6 Ways to Earn Trust

1. Integrity

The first step you can take is to operate with integrity. Trusted leaders behave ethically and do the right thing, even when no one is watching. Be honest, transparent, and don’t make promises you can’t keep.

2. Accountability

Another way to earn trust is through accountability. This includes holding yourself and others accountable for delivering on promises and adhering to commitments. You will build trust when you take responsibility for your actions and admit mistakes without blaming others.

Engagement Elevator: Earned Trust

3. Clarity

Clarity is also key in building trust. Trusted leaders are clear about their mission, vision, values, expectations, and daily tasks. People trust you when you have a clear, concise message. Open and honest communication is a big part of this.
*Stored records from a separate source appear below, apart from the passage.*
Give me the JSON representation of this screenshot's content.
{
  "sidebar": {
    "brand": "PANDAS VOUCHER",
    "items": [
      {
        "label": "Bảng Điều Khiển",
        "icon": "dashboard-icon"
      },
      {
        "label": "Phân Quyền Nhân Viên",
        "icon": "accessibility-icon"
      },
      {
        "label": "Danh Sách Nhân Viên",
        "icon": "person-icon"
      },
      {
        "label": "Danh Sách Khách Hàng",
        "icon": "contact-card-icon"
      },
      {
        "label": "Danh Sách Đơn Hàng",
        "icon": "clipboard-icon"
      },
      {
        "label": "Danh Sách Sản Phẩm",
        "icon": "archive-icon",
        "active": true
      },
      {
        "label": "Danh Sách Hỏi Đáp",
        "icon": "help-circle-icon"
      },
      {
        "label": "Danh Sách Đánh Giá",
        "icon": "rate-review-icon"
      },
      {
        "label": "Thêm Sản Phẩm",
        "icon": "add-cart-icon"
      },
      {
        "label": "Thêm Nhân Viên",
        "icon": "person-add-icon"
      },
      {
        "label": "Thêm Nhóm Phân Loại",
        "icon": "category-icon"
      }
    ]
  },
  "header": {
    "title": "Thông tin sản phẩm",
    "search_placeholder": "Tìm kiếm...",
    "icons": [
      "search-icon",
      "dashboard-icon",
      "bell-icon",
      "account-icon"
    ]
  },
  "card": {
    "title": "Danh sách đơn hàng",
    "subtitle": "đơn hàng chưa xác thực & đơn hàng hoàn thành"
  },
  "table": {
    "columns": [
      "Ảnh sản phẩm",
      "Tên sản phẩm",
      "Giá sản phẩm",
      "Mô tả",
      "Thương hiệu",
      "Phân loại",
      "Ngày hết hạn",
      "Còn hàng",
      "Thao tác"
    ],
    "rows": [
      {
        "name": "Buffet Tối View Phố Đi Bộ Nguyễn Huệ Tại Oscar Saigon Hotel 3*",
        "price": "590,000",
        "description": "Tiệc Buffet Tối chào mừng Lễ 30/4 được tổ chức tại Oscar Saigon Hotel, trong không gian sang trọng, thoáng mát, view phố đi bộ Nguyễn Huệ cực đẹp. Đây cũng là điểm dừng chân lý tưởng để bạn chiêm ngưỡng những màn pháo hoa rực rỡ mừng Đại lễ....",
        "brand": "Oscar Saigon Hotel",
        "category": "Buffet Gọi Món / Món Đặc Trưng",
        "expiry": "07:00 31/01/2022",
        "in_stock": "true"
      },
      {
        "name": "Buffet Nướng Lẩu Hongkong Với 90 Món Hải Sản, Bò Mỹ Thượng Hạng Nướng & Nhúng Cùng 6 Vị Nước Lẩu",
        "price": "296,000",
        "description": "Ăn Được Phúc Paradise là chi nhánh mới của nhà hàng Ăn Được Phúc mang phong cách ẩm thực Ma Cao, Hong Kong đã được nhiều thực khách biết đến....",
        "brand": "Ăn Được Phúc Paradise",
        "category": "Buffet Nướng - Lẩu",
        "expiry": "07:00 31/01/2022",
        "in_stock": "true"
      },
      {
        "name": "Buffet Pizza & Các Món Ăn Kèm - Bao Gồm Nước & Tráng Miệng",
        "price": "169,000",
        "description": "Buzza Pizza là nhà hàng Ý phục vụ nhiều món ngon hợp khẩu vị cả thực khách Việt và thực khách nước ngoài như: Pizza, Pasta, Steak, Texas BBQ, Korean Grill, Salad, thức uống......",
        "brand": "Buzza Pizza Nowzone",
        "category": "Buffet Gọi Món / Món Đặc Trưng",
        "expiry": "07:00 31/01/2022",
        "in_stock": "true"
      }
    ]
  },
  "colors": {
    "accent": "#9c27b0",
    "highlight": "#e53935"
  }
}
Sharing information with people and keeping them in the loop helps them be more productive and effective.

4. Relationship-development

When you develop relationships by getting to know the people on your team and letting them get to know you, you show that you care about them as a person, not just an employee. Try to listen more than you talk to show that you value their voice. Be empathetic and support people even when they make mistakes. Trust develops when you show your employees that you are invested in them by taking the time to coach, teach and train them.

5. Empowerment

Empowerment is a way to show that you trust others to do their work. Look for opportunities to delegate responsibility and provide as much autonomy as possible. Teach people how to do the work, then allow them to carry out the task. Include them in decision-making and goal setting. When employees feel trusted, they are more productive and innovative.

6. Consistency

Be consistent, not unpredictable. When your team knows what to expect, they know how to work and how to behave. If you praise people one day and show anger the next, your team members will become anxious and hesitant. Try not to flip flop on decisions, but if you do change your mind, explain your reasons. Think about how you react in challenging situations. People need to see that you can handle problems and concerns coolly and calmly.

Conclusion

Demonstrating these behaviors to build trust with your team will help you engage and retain top talent.

Trust is the single more important ingredient in your ability to be an effective leader and deliver results. Author, speaker, and marketing expert, Seth Godin, summed it up best when he said, “Earn trust, earn trust, earn trust. Then you can worry about the rest.”

New call-to-action

Return to Blog

About Author

Mindy Murphy

Mindy has a true passion for identifying talent and helping people maximize their strengths to achieve greater success and increased performance. In her role as a Certified Talent Analyst, she conducts in-depth analysis and provides managers with detailed feedback on the innate abilities and potential of candidates and direct reports.

Related Posts
Ten Questions That Should Be Included on Every Employee Engagement Survey
Ten Questions That Should Be Included on Every Employee Engagement Survey
Is Your Revenue Problem Really a Culture Problem?
Is Your Revenue Problem Really a Culture Problem?
The ROI of Employee Engagement
The ROI of Employee Engagement

Leave a Comment